I want you to take a simple test for me. Look at the picture below and identify the engineer.
Not too hard was it? All of you got it. Well, all except for the person reading this that said they’re just Poser characters, none of them are engineers. Must be an engineer. You’re looking at it way too literally.
I’m not picking on engineers but they make an easy example for me. If I had said stockbroker you would have guessed the guy in a suit. My point is that you have certain expectations in appearance for different professions. I realize you already know that but I don’t think you know just how strongly you are influenced.
I’ve always considered Roger Zelazny a great Science Fiction writer. My opinion is probably influenced by him being the only Science Fiction writer I’ve ever met but I really enjoyed the worlds he created in his stories. One of of his stories, Lord of Light, used this concept as a major story element. He postulated a world where the protagonists had the ability to amplify their attribute and their aspect. I suspect he decided to simplify the dynamics of his story by giving each protagonist only one attribute and one aspect.
Thinking of it that way, my attribute would be engineer. When desired, I could focus my attribute and comprehend difficult schematics. That’s not that far from reality. I can look at schematics without understanding them. To really understand a complex schematic, I find myself focusing on understanding to the point that the rest of the world disappears. I suspect that most of us have this capability as we enter the zone. Don’t know what the zone it? You haven’t discovered your attribute yet.
Where does aspect come in? I could be the greatest engineer in the world but unless I had the right appearance nobody would have faith in me until I had proved myself. The farther my appearance is from the expected norm, the more proof that’s required. Aspect is how well you project your attribute.
Look at my picture again. Any of those men could be engineers. I’ve seen engineers dressed the way all three men are dressed. You chose the man with the pen in his shirt because he looks closest to your expectations for an engineer. There’s nothing wrong with that but did you realize that on an unconscious level and with no other data, you would judge his competence by how closely he matches your expectations?
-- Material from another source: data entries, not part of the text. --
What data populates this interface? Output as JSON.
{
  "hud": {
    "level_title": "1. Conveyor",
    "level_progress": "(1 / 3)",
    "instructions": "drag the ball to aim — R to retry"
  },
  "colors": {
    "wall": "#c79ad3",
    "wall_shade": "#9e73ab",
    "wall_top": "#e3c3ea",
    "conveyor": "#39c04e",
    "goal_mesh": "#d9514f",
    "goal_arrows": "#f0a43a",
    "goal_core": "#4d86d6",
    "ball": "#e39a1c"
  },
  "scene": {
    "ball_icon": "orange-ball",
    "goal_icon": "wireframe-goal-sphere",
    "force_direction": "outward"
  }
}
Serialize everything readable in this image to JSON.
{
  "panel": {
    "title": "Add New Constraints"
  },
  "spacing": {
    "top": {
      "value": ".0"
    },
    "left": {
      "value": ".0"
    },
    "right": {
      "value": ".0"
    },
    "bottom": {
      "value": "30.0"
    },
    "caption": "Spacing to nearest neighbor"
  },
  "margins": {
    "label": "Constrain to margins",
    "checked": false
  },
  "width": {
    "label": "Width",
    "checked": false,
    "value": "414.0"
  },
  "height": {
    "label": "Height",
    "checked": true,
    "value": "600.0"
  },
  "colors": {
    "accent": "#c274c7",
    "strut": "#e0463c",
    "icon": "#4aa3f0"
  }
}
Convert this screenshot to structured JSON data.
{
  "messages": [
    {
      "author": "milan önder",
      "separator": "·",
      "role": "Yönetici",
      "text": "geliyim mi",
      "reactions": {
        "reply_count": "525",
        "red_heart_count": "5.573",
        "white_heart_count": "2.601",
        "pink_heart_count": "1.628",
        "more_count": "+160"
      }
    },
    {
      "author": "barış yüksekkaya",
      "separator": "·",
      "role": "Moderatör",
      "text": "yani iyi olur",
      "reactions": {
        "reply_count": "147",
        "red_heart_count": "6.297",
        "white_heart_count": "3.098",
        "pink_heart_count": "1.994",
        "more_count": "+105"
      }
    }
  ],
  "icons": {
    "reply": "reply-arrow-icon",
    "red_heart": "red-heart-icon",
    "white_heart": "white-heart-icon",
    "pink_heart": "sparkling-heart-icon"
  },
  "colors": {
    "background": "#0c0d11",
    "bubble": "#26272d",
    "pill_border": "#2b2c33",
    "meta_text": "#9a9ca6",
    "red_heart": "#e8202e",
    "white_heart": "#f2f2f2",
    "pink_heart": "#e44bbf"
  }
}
In fact, when you first meet this engineer, you evaluate the clothes he’s wearing, the way he speaks, the way he stands and a hundred other factors. The closer he meets your criteria, the more faith you have in him as an engineer. You’re right, none of that means he’s any good but the better he projects his aspect the more latitude you’re likely to give him before declaring him a fraud.
I know I shouldn’t be surprised because this is hardly news to any actor. They already know this and use it to give their characters credibility.
Still not convinced? Let’s assume your bathtub has been leaking nonstop after your spouse tried to repair it using a YouTube video for guidance. When you answer the knock on the door, you see a man in a bowler hat, a three piece suit and carrying a brief case. Are you going to let him in when he says he’s the plumber? He might be a great plumber but I’m betting he’s really expensive.
What does this mean to you? My wife has pointed out that before I answer her after she asks me a technical question, I will look down, shake my head, look up, smile and start my answer. She sees this as my way of saying how stupid she is for even asking the question. To me, this is an automatic routine I execute as I start projecting my aspect. I’m stalling for time until the answer comes to me, so I’m working a Jedi mind trick to convince her that my answer is backed by an ENGINEER. It’s not really my way of insulting her.
Until she pointed this out, I wasn’t aware how often I do this. It’s not an act, it’s not me trying to insult someone, it’s my way of saying “umm, uh…now I remember” and one of the many ways I project the image of a competent engineer. In case you’re wondering, I do consider myself a competent engineer but my method of aspect projection is my subconscious imitating other engineers that I admired. At least that’s what I hope.
Now that you understand all that, what does it mean to me? Thinking about this allowed me to realize many professions have similar routines the practitioners use to convince me just how good they are. They might not even realize it. On a more personal note, while I was writing this, I realized that you expect me to look like an engineer. If my tie doesn’t quite match my shirt, you’re thinking, “what do you expect, he’s an engineer after all,” giving me higher credibility as an engineer. One less worry, sometimes it’s great to be an engineer.
© 2014 – 2019, Byron Seastrunk. All rights reserved.